Now in actual fact, I didn’t believe this book lived up to the standard of the mysteries laid out by its predecessors. It lacked the brilliant writing of Hunting Prince Dracula, but oh my gosh, this book was so much of fun.
Let us see, new characters. Or more specifically, our ringmaster Mephistopheles. I know there have been a lot of mixed feelings about him, but I loved his mystery, intrigue and (subjectively) good fashion sense. I truly hope we get to see him again, as he was such a complex character and I think Maniscalco had only scratched the surface of his potential. I did think he and Thomas were a little too alike in terms of their personality, and this was particularly evident during the scenes where they spoke to each other.
Speaking of our dear Mr Thomas Cresswell, there wasn’t nearly enough of him! And on top of that, we hardly got to see him in action solving the mystery alongside Audrey Rose. However, one thing I do wish to emphasise is his continuous respect of all of Audrey Rose’s decisions, which is something to be admired.
Listen, I’m not usually one for love triangles (or too much of romance in general). I do think Maniscalco did an amazing job with the one between Thomas/Audrey Rose/Mephisto. I thought it was cleverly done and incredibly entertaining to read.

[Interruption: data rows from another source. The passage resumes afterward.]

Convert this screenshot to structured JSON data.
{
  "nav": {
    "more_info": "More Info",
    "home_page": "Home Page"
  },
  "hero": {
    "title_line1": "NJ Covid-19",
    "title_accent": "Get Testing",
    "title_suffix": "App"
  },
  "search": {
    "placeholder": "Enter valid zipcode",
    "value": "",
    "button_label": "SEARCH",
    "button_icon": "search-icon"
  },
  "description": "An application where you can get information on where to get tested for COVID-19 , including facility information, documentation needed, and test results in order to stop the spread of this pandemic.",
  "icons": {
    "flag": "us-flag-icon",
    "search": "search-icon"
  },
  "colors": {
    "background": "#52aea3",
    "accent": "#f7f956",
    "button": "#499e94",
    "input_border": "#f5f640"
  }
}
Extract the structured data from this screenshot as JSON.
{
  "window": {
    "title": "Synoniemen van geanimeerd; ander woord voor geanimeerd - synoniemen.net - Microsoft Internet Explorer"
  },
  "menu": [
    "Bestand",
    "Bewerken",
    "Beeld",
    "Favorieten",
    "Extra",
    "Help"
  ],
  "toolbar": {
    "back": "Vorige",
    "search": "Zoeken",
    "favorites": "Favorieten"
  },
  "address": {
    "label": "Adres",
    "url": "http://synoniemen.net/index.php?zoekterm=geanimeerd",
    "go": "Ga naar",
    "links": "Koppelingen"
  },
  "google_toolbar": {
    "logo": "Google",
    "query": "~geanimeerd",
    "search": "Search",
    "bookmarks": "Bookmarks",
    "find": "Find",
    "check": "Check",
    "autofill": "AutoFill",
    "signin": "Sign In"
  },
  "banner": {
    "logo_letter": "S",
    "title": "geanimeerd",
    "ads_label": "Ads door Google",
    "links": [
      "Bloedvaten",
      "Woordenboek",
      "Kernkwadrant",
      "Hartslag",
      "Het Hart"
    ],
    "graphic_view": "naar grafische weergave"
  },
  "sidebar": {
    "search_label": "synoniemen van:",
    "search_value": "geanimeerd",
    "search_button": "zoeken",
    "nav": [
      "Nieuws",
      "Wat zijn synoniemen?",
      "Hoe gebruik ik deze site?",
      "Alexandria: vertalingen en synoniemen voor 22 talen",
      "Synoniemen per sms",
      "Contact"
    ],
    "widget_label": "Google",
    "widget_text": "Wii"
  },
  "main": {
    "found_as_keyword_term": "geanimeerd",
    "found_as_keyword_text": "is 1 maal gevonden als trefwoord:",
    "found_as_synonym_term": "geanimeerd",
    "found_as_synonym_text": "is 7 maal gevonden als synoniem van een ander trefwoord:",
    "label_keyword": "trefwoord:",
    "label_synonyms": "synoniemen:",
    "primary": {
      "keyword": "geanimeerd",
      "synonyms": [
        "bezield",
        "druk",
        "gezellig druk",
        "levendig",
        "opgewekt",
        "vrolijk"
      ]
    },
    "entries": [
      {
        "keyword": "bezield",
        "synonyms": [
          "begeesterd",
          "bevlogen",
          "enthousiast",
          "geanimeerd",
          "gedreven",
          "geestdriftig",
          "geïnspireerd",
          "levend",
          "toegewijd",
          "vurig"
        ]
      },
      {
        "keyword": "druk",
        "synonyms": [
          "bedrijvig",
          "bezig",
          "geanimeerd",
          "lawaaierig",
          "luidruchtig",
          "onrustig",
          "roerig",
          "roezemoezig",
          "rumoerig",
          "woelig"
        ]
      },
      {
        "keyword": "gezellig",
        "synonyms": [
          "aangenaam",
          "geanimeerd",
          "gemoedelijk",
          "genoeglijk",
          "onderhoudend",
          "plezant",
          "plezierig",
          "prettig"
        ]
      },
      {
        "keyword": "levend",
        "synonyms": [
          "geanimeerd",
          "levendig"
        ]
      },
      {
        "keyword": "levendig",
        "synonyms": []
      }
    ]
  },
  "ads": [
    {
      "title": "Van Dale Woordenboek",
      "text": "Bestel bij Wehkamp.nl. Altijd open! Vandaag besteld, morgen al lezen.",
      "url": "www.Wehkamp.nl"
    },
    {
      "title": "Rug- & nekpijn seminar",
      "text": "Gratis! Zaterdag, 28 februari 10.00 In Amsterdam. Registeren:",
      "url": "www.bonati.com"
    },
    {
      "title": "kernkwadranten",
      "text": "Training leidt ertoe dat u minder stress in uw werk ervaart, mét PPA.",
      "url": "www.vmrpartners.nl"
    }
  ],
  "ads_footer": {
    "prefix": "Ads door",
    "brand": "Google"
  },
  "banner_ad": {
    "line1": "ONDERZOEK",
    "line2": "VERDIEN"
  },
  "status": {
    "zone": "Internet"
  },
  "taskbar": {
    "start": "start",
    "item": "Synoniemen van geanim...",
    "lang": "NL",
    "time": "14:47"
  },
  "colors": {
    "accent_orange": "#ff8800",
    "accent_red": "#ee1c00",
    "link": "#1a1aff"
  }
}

It was utterly heartbreaking at times, especially whenever Thomas said anything to Audrey Rose regarding Mephisto. He just seemed to go along and accept it, and I think he deserved much more than that.
The setting of the carnival coupled with the aesthetic of the time period really worked and helped to add an extra layer of entertainment. The killer reveal did fall a bit flat, as I believed anyone from the carnival would’ve been too obvious a choice. Albeit being in the title, I feel like Houdini didn’t have enough relevance in terms of the mystery. I am anticipating the reveal of the second killer though, who knows, maybe it was the devil himself?

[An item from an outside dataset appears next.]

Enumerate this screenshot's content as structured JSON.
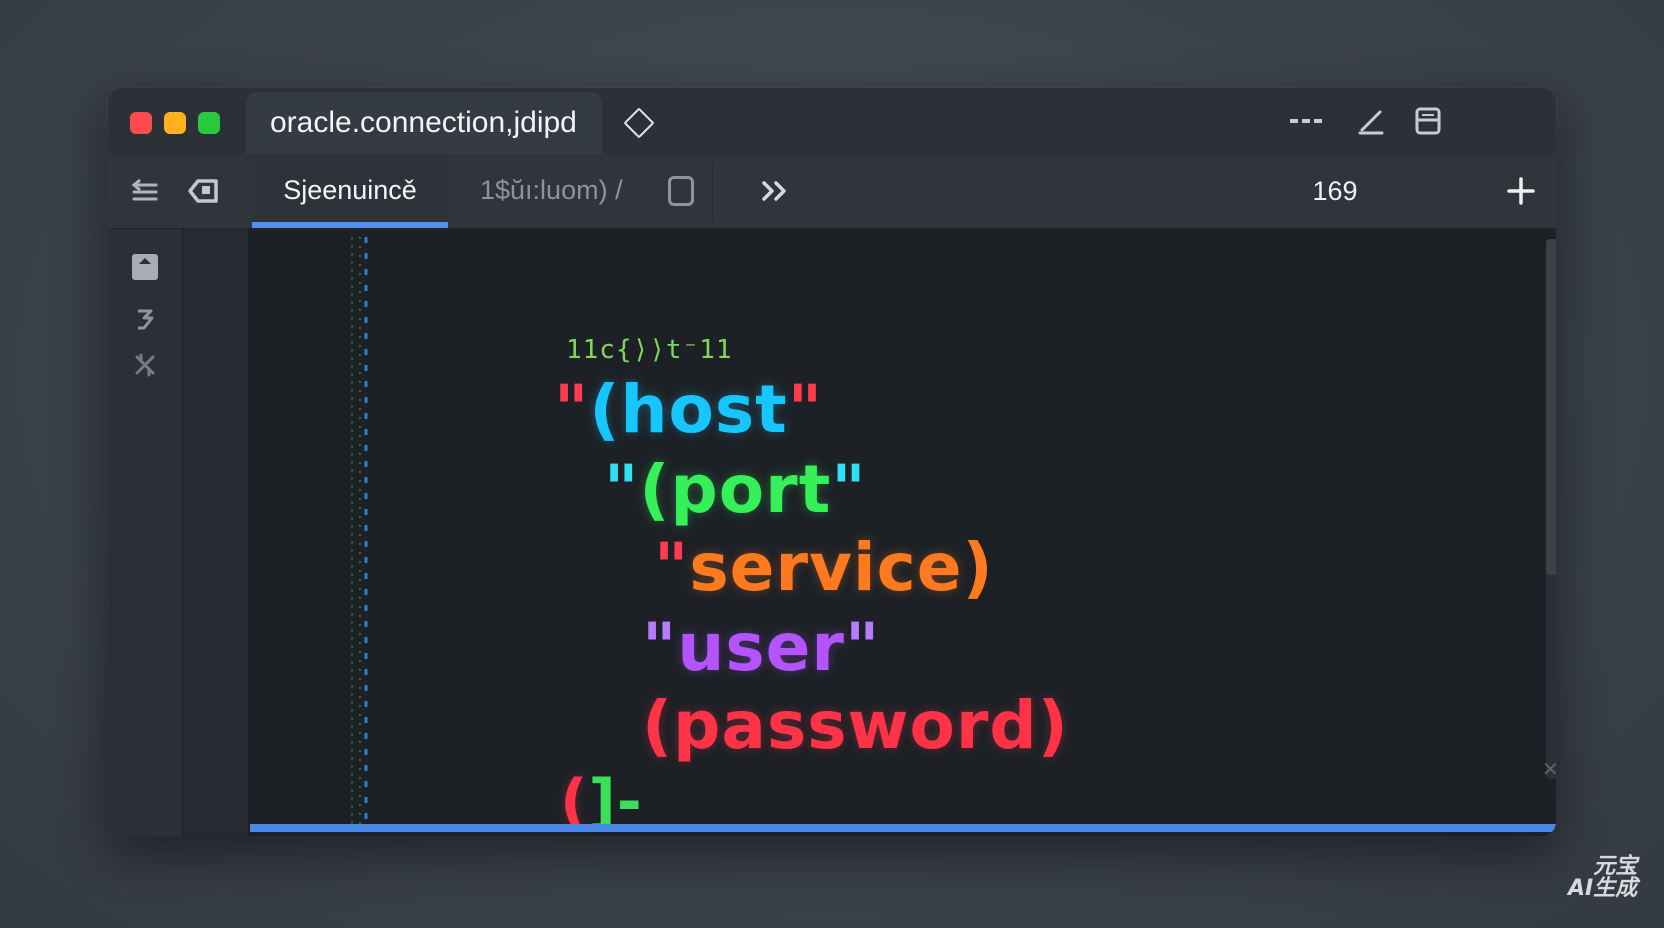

The ending of the book very nearly destroyed me (i.e. lots of tears), but it was overall satisfying. Escaping from Houdini definitely had its flaws, but it was so enjoyable it didn’t even matter. This book had me utterly hooked and constantly on the edge of my seat.
(I’m going to round up though, so five stars)

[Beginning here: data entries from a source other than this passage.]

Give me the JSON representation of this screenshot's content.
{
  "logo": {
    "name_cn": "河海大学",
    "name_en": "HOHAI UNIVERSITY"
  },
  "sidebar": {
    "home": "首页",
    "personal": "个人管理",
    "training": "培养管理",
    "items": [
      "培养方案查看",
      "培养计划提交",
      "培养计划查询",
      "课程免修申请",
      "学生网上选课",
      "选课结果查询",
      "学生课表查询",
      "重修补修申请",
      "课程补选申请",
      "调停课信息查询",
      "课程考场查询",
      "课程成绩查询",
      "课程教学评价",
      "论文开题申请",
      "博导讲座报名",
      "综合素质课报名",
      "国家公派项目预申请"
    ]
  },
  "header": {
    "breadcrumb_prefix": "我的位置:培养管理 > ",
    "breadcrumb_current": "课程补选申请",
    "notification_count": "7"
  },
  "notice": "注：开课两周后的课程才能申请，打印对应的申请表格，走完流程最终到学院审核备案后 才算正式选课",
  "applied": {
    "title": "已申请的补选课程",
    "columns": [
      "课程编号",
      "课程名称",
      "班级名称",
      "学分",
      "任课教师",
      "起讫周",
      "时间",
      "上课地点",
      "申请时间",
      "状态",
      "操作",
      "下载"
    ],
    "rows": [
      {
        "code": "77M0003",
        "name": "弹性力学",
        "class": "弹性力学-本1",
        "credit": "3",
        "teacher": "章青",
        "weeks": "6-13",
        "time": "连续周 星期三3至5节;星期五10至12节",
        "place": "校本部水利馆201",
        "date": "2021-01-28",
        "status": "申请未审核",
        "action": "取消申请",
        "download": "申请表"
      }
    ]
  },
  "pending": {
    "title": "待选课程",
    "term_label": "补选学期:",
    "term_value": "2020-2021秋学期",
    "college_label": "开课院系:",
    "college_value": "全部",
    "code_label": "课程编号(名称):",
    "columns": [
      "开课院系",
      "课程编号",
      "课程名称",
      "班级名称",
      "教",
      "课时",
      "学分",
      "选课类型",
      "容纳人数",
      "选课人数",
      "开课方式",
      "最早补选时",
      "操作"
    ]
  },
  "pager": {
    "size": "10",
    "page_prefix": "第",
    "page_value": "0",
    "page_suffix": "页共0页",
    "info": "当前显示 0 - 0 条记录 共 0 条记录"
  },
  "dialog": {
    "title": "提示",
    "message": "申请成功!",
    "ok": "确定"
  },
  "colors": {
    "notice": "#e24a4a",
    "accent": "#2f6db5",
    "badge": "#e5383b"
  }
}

Here are some of my favourite quotes from the book:
“ Normal is overrated. Extraordinary is unforgettable.” – Cassie
“Truth is a blade. Brutal and ice cold. It cuts. Sometimes when spoken carelessly it even leaves scars.” – Mephistopheles
“You cannot live your life following someone else’s rules.” -Mephistopheles